After the end of the PHE, oral antivirals for COVID-19 that otherwise meet the statutory requirements for Part D coverage at section 1860D-2(e) of the Social Security Act must be covered by Part D plans, as a formulary product or through the formulary exception process, immediately upon FDA approval.

Medicare Part B provides payment for remdesivir and its administration under the applicable Medicare Part B payment policy when a facility or practitioner provides it in the outpatient setting, according to the FDA approval and authorization. In most cases, the Medicare patient’s yearly Part B deductible and 20% co-insurance apply.

Workforce

To the extent that National Coverage Determinations (NCDs) and Local Coverage Determinations (LCDs) require a specific practitioner type or physician specialty to furnish or supervise a service, during the PHE, the Chief Medical Officer or equivalent of a hospital or facility has had the authority to make those staffing decisions. The waiver of this NCD and LCD requirement ends upon the conclusion of the PHE.

During the PHE, CMS expedited any pending or new applications from providers and suppliers, including physicians and non-physician practitioners received on or after March 1, 2020. When the PHE ends, CMS will resume normal application processing times.

During the PHE, CMS allowed practitioners to provide telehealth services from their home without reporting their home address on their Medicare enrollment while continuing to bill from their currently enrolled location. After December 31, 2023, practitioners will be required to resume reporting their home address on the Medicare enrollment.

During the PHE, CMS allowed licensed physicians and other practitioners to bill Medicare for services provided outside of their state of enrollment. CMS has determined that, when the PHE ends, CMS regulations will continue to allow for a total deferral to state law. Thus, there is no CMS-based requirement that a provider must be licensed in his or her state of enrollment.

Other

The physician self-referral law (“Stark Law”) prohibits a physician from making referrals for certain designated health services payable by Medicare to an entity with which he or she (or an immediate family member) has a financial relationship, unless the requirements of an applicable exception are satisfied; and prohibits the entity from filing claims with Medicare (or billing another individual, entity, or third party payer) for any improperly referred designated health services. On March 30, 2020, CMS issued blanket waivers of certain provisions of the Stark Law. When the PHE ends, the waivers will terminate, and physicians and entities must immediately comply with all provisions of the Stark Law.

CMS has been waiving signature and proof of delivery requirements for Part B drugs and Durable Medical Equipment (DME) when a signature cannot be obtained because of the inability to collect signatures.
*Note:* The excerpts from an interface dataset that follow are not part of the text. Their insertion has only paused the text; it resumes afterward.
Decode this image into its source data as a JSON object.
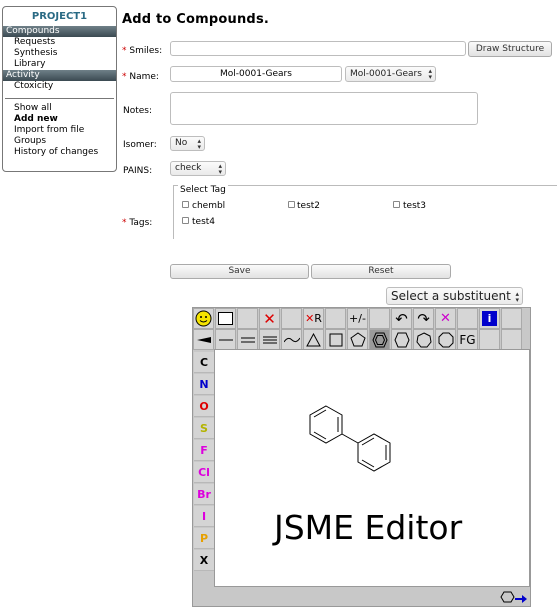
{
  "sidebar": {
    "project": "PROJECT1",
    "compounds_header": "Compounds",
    "compounds_items": [
      "Requests",
      "Synthesis",
      "Library"
    ],
    "activity_header": "Activity",
    "activity_items": [
      "Ctoxicity"
    ],
    "other_items": [
      "Show all",
      "Add new",
      "Import from file",
      "Groups",
      "History of changes"
    ],
    "bold_item": "Add new"
  },
  "form": {
    "title": "Add to Compounds.",
    "smiles_label": "Smiles:",
    "smiles_value": "",
    "draw_button": "Draw Structure",
    "name_label": "Name:",
    "name_value": "Mol-0001-Gears",
    "name_select": "Mol-0001-Gears",
    "notes_label": "Notes:",
    "notes_value": "",
    "isomer_label": "Isomer:",
    "isomer_value": "No",
    "pains_label": "PAINS:",
    "pains_value": "check",
    "tags_legend": "Select Tag",
    "tags_label": "Tags:",
    "tags": [
      "chembl",
      "test2",
      "test3",
      "test4"
    ],
    "save_button": "Save",
    "reset_button": "Reset",
    "substituent_select": "Select a substituent",
    "required_marker": "*"
  },
  "jsme": {
    "title": "JSME Editor",
    "atoms": [
      "C",
      "N",
      "O",
      "S",
      "F",
      "Cl",
      "Br",
      "I",
      "P",
      "X"
    ],
    "atom_colors": [
      "#000000",
      "#0000cc",
      "#dd0000",
      "#b3b300",
      "#dd00dd",
      "#dd00dd",
      "#dd00dd",
      "#dd00dd",
      "#e6a000",
      "#000000"
    ],
    "fg_button": "FG",
    "info_button": "i",
    "molecule": "biphenyl"
  }
}
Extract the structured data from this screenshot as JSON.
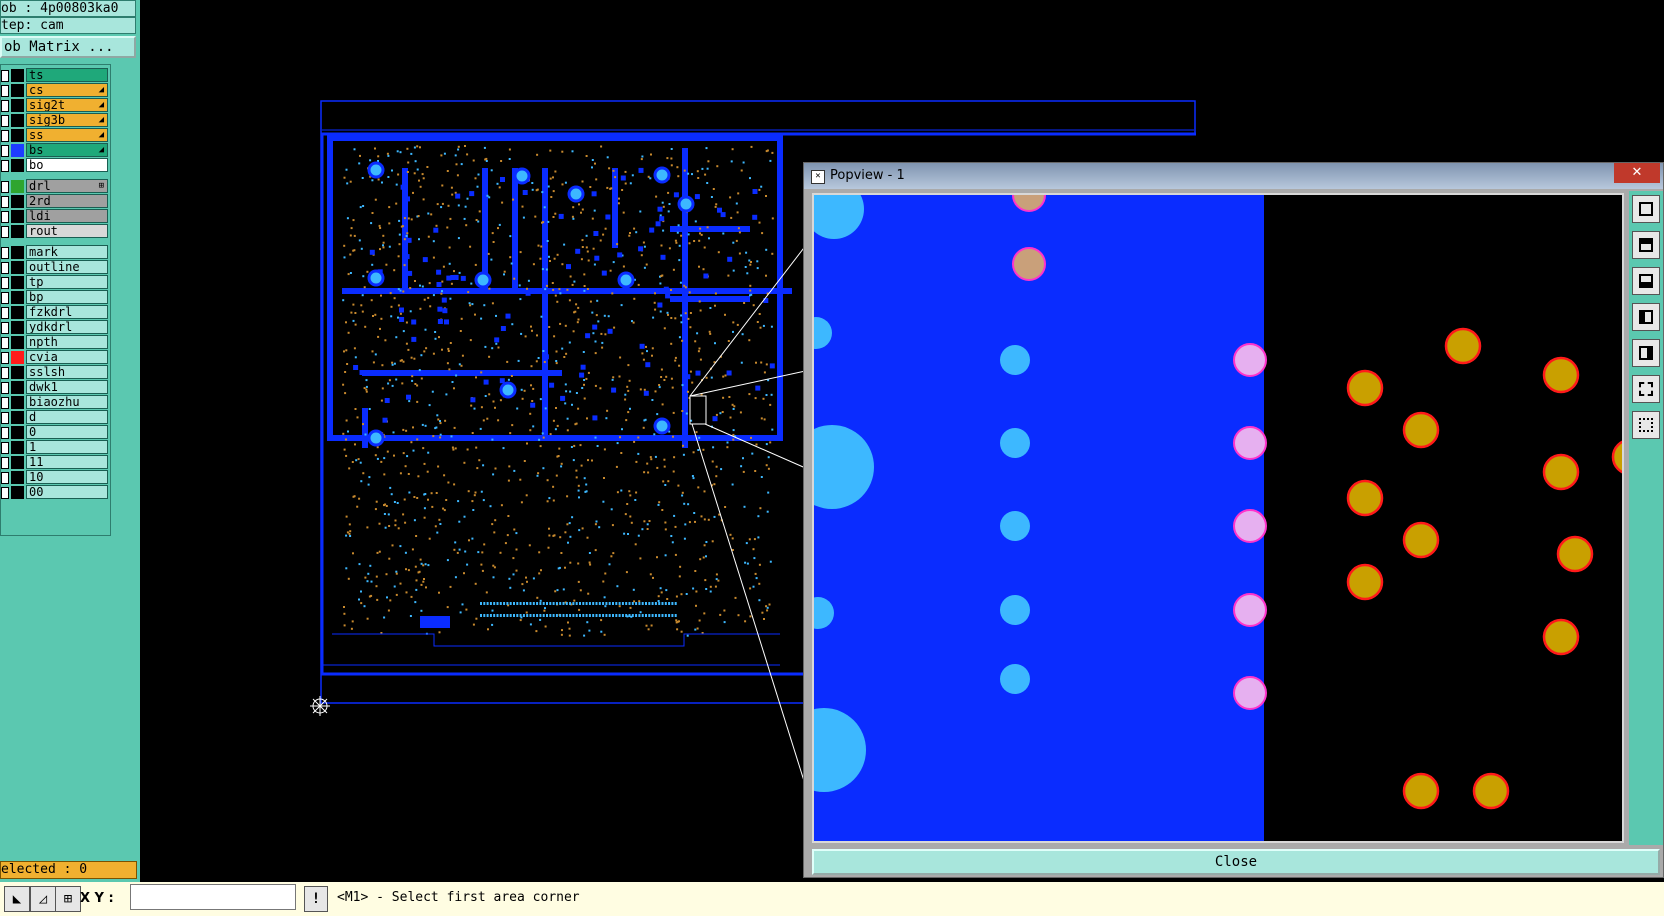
{
  "header": {
    "job": "ob : 4p00803ka0",
    "step": "tep: cam",
    "job_matrix": "ob Matrix ..."
  },
  "layers": [
    {
      "name": "ts",
      "color": "#1fa87a",
      "swatch": "#000000",
      "flag": ""
    },
    {
      "name": "cs",
      "color": "#f0b030",
      "swatch": "#000000",
      "flag": "◢"
    },
    {
      "name": "sig2t",
      "color": "#f0b030",
      "swatch": "#000000",
      "flag": "◢"
    },
    {
      "name": "sig3b",
      "color": "#f0b030",
      "swatch": "#000000",
      "flag": "◢"
    },
    {
      "name": "ss",
      "color": "#f0b030",
      "swatch": "#000000",
      "flag": "◢"
    },
    {
      "name": "bs",
      "color": "#1fa87a",
      "swatch": "#1e3cff",
      "flag": "◢"
    },
    {
      "name": "bo",
      "color": "#ffffff",
      "swatch": "#000000",
      "flag": ""
    },
    {
      "name": "drl",
      "color": "#a0a0a0",
      "swatch": "#2fa52f",
      "flag": "⊞"
    },
    {
      "name": "2rd",
      "color": "#a0a0a0",
      "swatch": "#000000",
      "flag": ""
    },
    {
      "name": "ldi",
      "color": "#a0a0a0",
      "swatch": "#000000",
      "flag": ""
    },
    {
      "name": "rout",
      "color": "#d8d8d8",
      "swatch": "#000000",
      "flag": ""
    },
    {
      "name": "mark",
      "color": "#a8e6dc",
      "swatch": "#000000",
      "flag": ""
    },
    {
      "name": "outline",
      "color": "#a8e6dc",
      "swatch": "#000000",
      "flag": ""
    },
    {
      "name": "tp",
      "color": "#a8e6dc",
      "swatch": "#000000",
      "flag": ""
    },
    {
      "name": "bp",
      "color": "#a8e6dc",
      "swatch": "#000000",
      "flag": ""
    },
    {
      "name": "fzkdrl",
      "color": "#a8e6dc",
      "swatch": "#000000",
      "flag": ""
    },
    {
      "name": "ydkdrl",
      "color": "#a8e6dc",
      "swatch": "#000000",
      "flag": ""
    },
    {
      "name": "npth",
      "color": "#a8e6dc",
      "swatch": "#000000",
      "flag": ""
    },
    {
      "name": "cvia",
      "color": "#a8e6dc",
      "swatch": "#ff1a1a",
      "flag": ""
    },
    {
      "name": "sslsh",
      "color": "#a8e6dc",
      "swatch": "#000000",
      "flag": ""
    },
    {
      "name": "dwk1",
      "color": "#a8e6dc",
      "swatch": "#000000",
      "flag": ""
    },
    {
      "name": "biaozhu",
      "color": "#a8e6dc",
      "swatch": "#000000",
      "flag": ""
    },
    {
      "name": "d",
      "color": "#a8e6dc",
      "swatch": "#000000",
      "flag": ""
    },
    {
      "name": "0",
      "color": "#a8e6dc",
      "swatch": "#000000",
      "flag": ""
    },
    {
      "name": "1",
      "color": "#a8e6dc",
      "swatch": "#000000",
      "flag": ""
    },
    {
      "name": "11",
      "color": "#a8e6dc",
      "swatch": "#000000",
      "flag": ""
    },
    {
      "name": "10",
      "color": "#a8e6dc",
      "swatch": "#000000",
      "flag": ""
    },
    {
      "name": "00",
      "color": "#a8e6dc",
      "swatch": "#000000",
      "flag": ""
    }
  ],
  "selected": "elected : 0",
  "statusbar": {
    "xy_label": "X Y :",
    "xy_value": "",
    "prompt": "<M1> - Select first area corner",
    "info_button": "!"
  },
  "popview": {
    "title": "Popview - 1",
    "close_x": "✕",
    "close_label": "Close"
  },
  "colors": {
    "board_blue": "#0a2cff",
    "pad_cyan": "#3db8ff",
    "pad_pink": "#e6a8f0",
    "pad_gold": "#c9a000",
    "pad_red_ring": "#ff1a1a",
    "panel_teal": "#5bc8b0"
  }
}
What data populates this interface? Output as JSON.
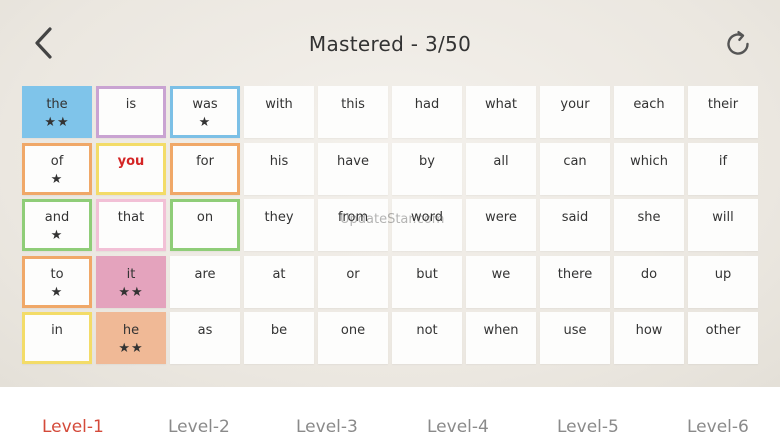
{
  "header": {
    "title": "Mastered - 3/50",
    "back_icon": "chevron-left-icon",
    "reset_icon": "refresh-icon"
  },
  "watermark": "UpdateStar.com",
  "cards": [
    {
      "word": "the",
      "stars": "★★",
      "style": "f-blue"
    },
    {
      "word": "is",
      "stars": "",
      "style": "b-purple"
    },
    {
      "word": "was",
      "stars": "★",
      "style": "b-blue"
    },
    {
      "word": "with",
      "stars": "",
      "style": ""
    },
    {
      "word": "this",
      "stars": "",
      "style": ""
    },
    {
      "word": "had",
      "stars": "",
      "style": ""
    },
    {
      "word": "what",
      "stars": "",
      "style": ""
    },
    {
      "word": "your",
      "stars": "",
      "style": ""
    },
    {
      "word": "each",
      "stars": "",
      "style": ""
    },
    {
      "word": "their",
      "stars": "",
      "style": ""
    },
    {
      "word": "of",
      "stars": "★",
      "style": "b-orange"
    },
    {
      "word": "you",
      "stars": "",
      "style": "b-yellow",
      "red": true
    },
    {
      "word": "for",
      "stars": "",
      "style": "b-orange"
    },
    {
      "word": "his",
      "stars": "",
      "style": ""
    },
    {
      "word": "have",
      "stars": "",
      "style": ""
    },
    {
      "word": "by",
      "stars": "",
      "style": ""
    },
    {
      "word": "all",
      "stars": "",
      "style": ""
    },
    {
      "word": "can",
      "stars": "",
      "style": ""
    },
    {
      "word": "which",
      "stars": "",
      "style": ""
    },
    {
      "word": "if",
      "stars": "",
      "style": ""
    },
    {
      "word": "and",
      "stars": "★",
      "style": "b-green"
    },
    {
      "word": "that",
      "stars": "",
      "style": "b-pink"
    },
    {
      "word": "on",
      "stars": "",
      "style": "b-green"
    },
    {
      "word": "they",
      "stars": "",
      "style": ""
    },
    {
      "word": "from",
      "stars": "",
      "style": ""
    },
    {
      "word": "word",
      "stars": "",
      "style": ""
    },
    {
      "word": "were",
      "stars": "",
      "style": ""
    },
    {
      "word": "said",
      "stars": "",
      "style": ""
    },
    {
      "word": "she",
      "stars": "",
      "style": ""
    },
    {
      "word": "will",
      "stars": "",
      "style": ""
    },
    {
      "word": "to",
      "stars": "★",
      "style": "b-orange"
    },
    {
      "word": "it",
      "stars": "★★",
      "style": "f-rose"
    },
    {
      "word": "are",
      "stars": "",
      "style": ""
    },
    {
      "word": "at",
      "stars": "",
      "style": ""
    },
    {
      "word": "or",
      "stars": "",
      "style": ""
    },
    {
      "word": "but",
      "stars": "",
      "style": ""
    },
    {
      "word": "we",
      "stars": "",
      "style": ""
    },
    {
      "word": "there",
      "stars": "",
      "style": ""
    },
    {
      "word": "do",
      "stars": "",
      "style": ""
    },
    {
      "word": "up",
      "stars": "",
      "style": ""
    },
    {
      "word": "in",
      "stars": "",
      "style": "b-yellow"
    },
    {
      "word": "he",
      "stars": "★★",
      "style": "f-peach"
    },
    {
      "word": "as",
      "stars": "",
      "style": ""
    },
    {
      "word": "be",
      "stars": "",
      "style": ""
    },
    {
      "word": "one",
      "stars": "",
      "style": ""
    },
    {
      "word": "not",
      "stars": "",
      "style": ""
    },
    {
      "word": "when",
      "stars": "",
      "style": ""
    },
    {
      "word": "use",
      "stars": "",
      "style": ""
    },
    {
      "word": "how",
      "stars": "",
      "style": ""
    },
    {
      "word": "other",
      "stars": "",
      "style": ""
    }
  ],
  "levels": [
    {
      "label": "Level-1",
      "active": true
    },
    {
      "label": "Level-2",
      "active": false
    },
    {
      "label": "Level-3",
      "active": false
    },
    {
      "label": "Level-4",
      "active": false
    },
    {
      "label": "Level-5",
      "active": false
    },
    {
      "label": "Level-6",
      "active": false
    }
  ]
}
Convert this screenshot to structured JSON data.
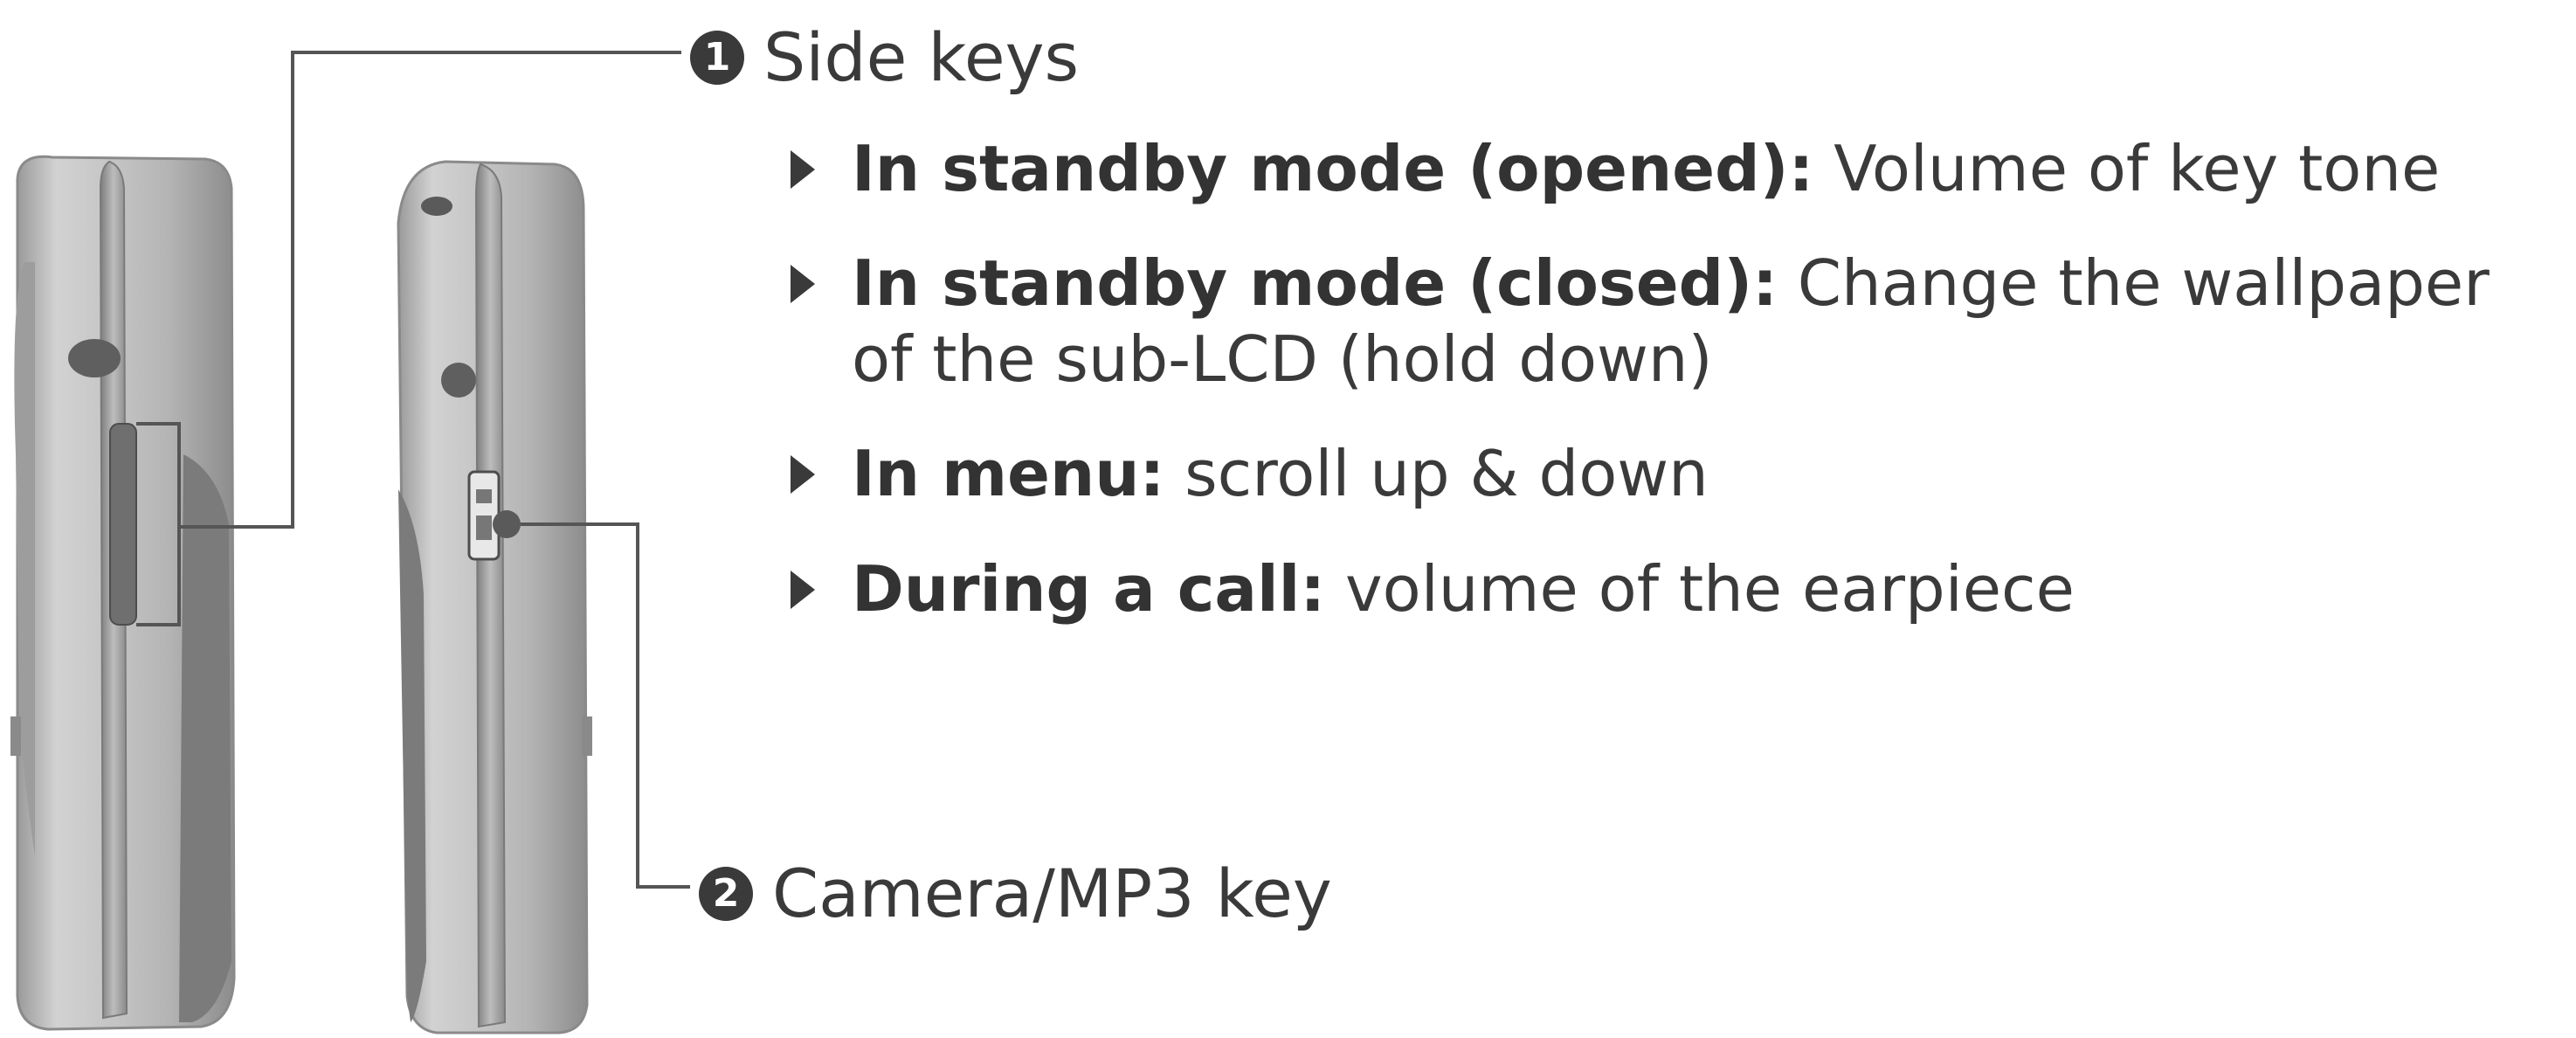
{
  "labels": {
    "side_keys": {
      "number": "1",
      "text": "Side keys"
    },
    "camera_key": {
      "number": "2",
      "text": "Camera/MP3 key"
    }
  },
  "bullets": [
    {
      "lead": "In standby mode (opened):",
      "desc": " Volume of key tone"
    },
    {
      "lead": "In standby mode (closed):",
      "desc": " Change the wallpaper of the sub-LCD (hold down)"
    },
    {
      "lead": "In menu:",
      "desc": " scroll up & down"
    },
    {
      "lead": "During a call:",
      "desc": " volume of the earpiece"
    }
  ],
  "colors": {
    "text": "#3a3a3a",
    "phone_body": "#c2c2c2",
    "phone_dark": "#8a8a8a",
    "leader_line": "#555555"
  },
  "icons": {
    "bullet": "triangle-right-icon",
    "callout": "numbered-circle-icon"
  }
}
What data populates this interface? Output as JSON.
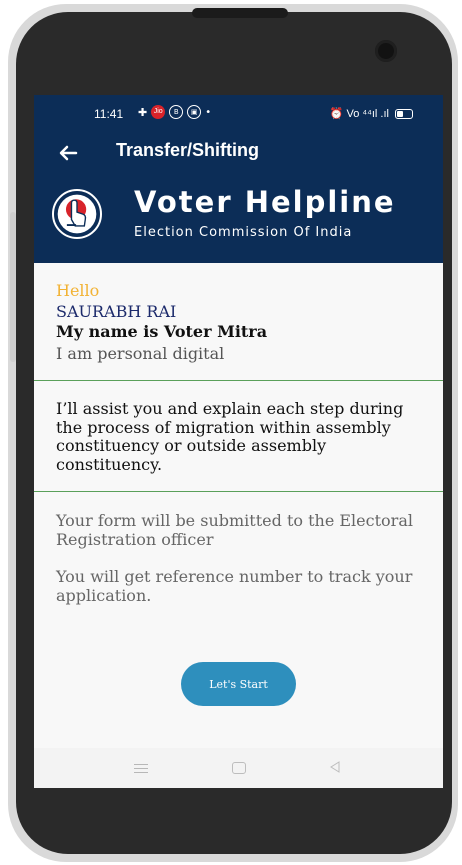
{
  "status_bar": {
    "time": "11:41",
    "left_icons": [
      "grid-icon",
      "jio-icon",
      "b-icon",
      "sim-icon",
      "dot-icon"
    ],
    "right_text": "⏰ Vo ⁴⁴ıl .ıl"
  },
  "toolbar": {
    "title": "Transfer/Shifting"
  },
  "brand": {
    "title": "Voter Helpline",
    "subtitle": "Election Commission Of India"
  },
  "intro": {
    "hello": "Hello",
    "user_name": "SAURABH RAI",
    "my_name": "My name is Voter Mitra",
    "personal": "I am personal digital"
  },
  "assist_text": "I’ll assist you and explain each step during the process of migration within assembly constituency or outside assembly constituency.",
  "form_text": "Your form will be submitted to the Electoral Registration officer",
  "reference_text": "You will get reference number to track your application.",
  "start_button_label": "Let's Start",
  "colors": {
    "header_bg": "#0c2d57",
    "hello": "#f2b233",
    "button": "#2e8fbd",
    "divider": "#5aa05a"
  }
}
After the PHE, signature and proof of delivery requirements will be reinstated for Part B drugs and DME.

Additional Resources

CMS Website: Coronavirus Waivers and Flexibilities

CMS Provider-specific Fact Sheet: Physicians and Other Clinicians

CMS Provider-specific Fact Sheet: Medicare Shared Savings Program

For Patients

Preparing for the End of the U.S. Public Health Emergency (PHE): What People With Cancer Should Know | Cancer.Net


[1] May 11, 2023: Must be covered by Part D plans immediately upon FDA approval

[2] January 1, 2024: same rate as other Part B preventive vaccines

[3] January 1, 2024: Paid as biological products (complex)